Garr Reynolds has a nice post today on his Presentation Zen blog called 10 Tips on How to Think Like a Designer. He includes a bunch of good ideas to incorporate into making good presentations. The one that resonates the most with me is the first one on the list:
Embrace constraints. Constraints and limitations are wonderful allies and lead to enhanced creativity and ingenious solutions that without constrains never would have been discovered or created. In the words of T.S. Eliot, “Given total freedom the work is likely to sprawl.” There’s no point complaining about constraints such as time, money, tools, etc. Your problem is what it is. How can you solve it given the resources and time that you have?
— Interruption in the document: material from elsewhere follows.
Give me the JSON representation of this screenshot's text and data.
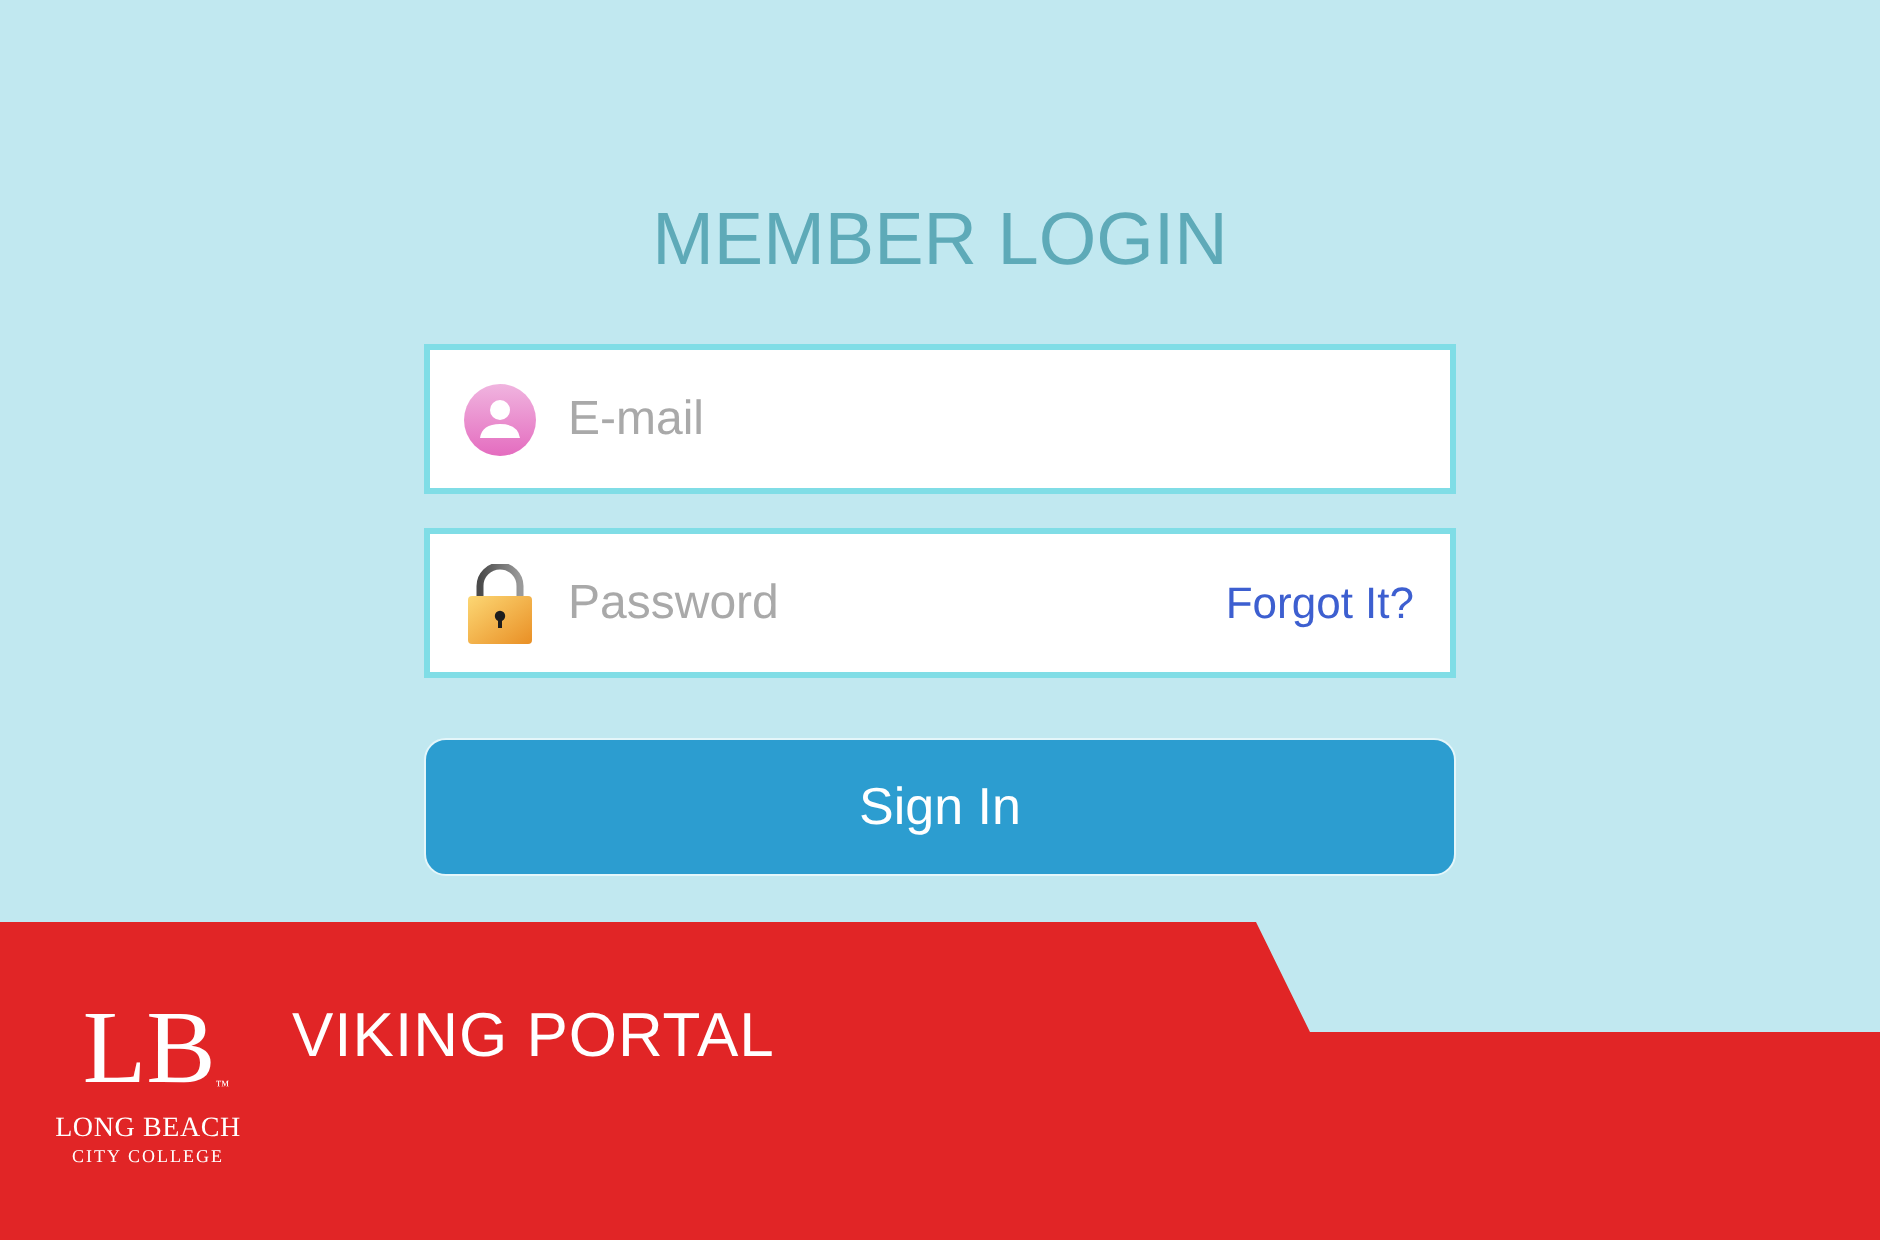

I think that this is critically important advice – mainly because we generally tend to view constraints as obstacles. They’re not. Constraints give us an opportunity to innovate. This is true whether we’re making a presentation, writing a paper, creating art, or coming up with new business ideas. It’s true when new environmental regulations are put in place – a very robust empirical finding is that doing so unleashes a flood of new ideas. Constraints are not problems – they give us a chance to do something differently.
(image source: flickr/viZZZual.com)